Nearly one in six Kentuckians — including one in five Kentucky children — don’t know where their next meal will come from at some point in the year. That’s why I launched the Kentucky Hunger Initiative nearly three years ago: to combat the unfortunate reality that so many of our friends and neighbors
Eastern Kentucky farmers interested in applying to participate in a special Farms to Food Banks pilot project should apply by April 5 at FeedingKy.org.
ELIZABETHTOWN, Ky. – School staffers in the Commonwealth are being recognized for their creative efforts to feed more kids a nutritious breakfast each school day.
The Farms to Food Banks program has received special grant funding from the Educational Foundation of America to support the Appalachian Expansion Project which will allow local farmers to be paid to provide produce for food banks.
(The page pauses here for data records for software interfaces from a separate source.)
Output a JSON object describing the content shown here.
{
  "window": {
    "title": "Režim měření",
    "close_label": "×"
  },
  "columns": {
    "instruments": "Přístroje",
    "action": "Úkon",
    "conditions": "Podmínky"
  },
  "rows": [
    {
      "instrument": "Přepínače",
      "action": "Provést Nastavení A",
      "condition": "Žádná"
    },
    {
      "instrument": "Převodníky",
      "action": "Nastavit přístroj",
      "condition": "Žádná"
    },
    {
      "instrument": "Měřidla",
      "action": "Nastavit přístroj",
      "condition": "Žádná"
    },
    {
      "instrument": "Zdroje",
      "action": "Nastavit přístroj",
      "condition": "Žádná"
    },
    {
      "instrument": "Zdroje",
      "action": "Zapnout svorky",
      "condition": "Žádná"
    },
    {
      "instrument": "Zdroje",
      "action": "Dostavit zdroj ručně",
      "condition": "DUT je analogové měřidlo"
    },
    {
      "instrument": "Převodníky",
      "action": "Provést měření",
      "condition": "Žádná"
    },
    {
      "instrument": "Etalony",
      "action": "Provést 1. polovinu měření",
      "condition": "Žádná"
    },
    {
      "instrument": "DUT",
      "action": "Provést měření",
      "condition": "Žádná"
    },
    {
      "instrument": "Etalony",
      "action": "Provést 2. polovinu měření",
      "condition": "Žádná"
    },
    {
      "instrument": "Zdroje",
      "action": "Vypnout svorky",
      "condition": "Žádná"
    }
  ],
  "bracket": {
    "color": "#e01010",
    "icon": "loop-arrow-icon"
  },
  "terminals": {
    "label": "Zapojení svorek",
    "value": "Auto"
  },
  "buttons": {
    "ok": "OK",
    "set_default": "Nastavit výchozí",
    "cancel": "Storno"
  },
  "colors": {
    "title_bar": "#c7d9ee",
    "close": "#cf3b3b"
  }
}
Today is the sixth annual “Hunger Free Kentucky Day,” when state leaders rally the public to fight hunger. Research says one in six people and one in five kids in the Bluegrass State are considered food insecure – that means about 700,000 Kentuckians, including 200,000 children, don’t consistently have enough
Commissioner of Agriculture Ryan Quarles, Attorney General Andy Beshear, Secretary of State Alison Lundergan Grimes, Auditor Mike Harmon and Treasurer Allison Ball spent the morning at the Capitol Rotunda Wednesday rallying Kentuckians to join the fight against hunger.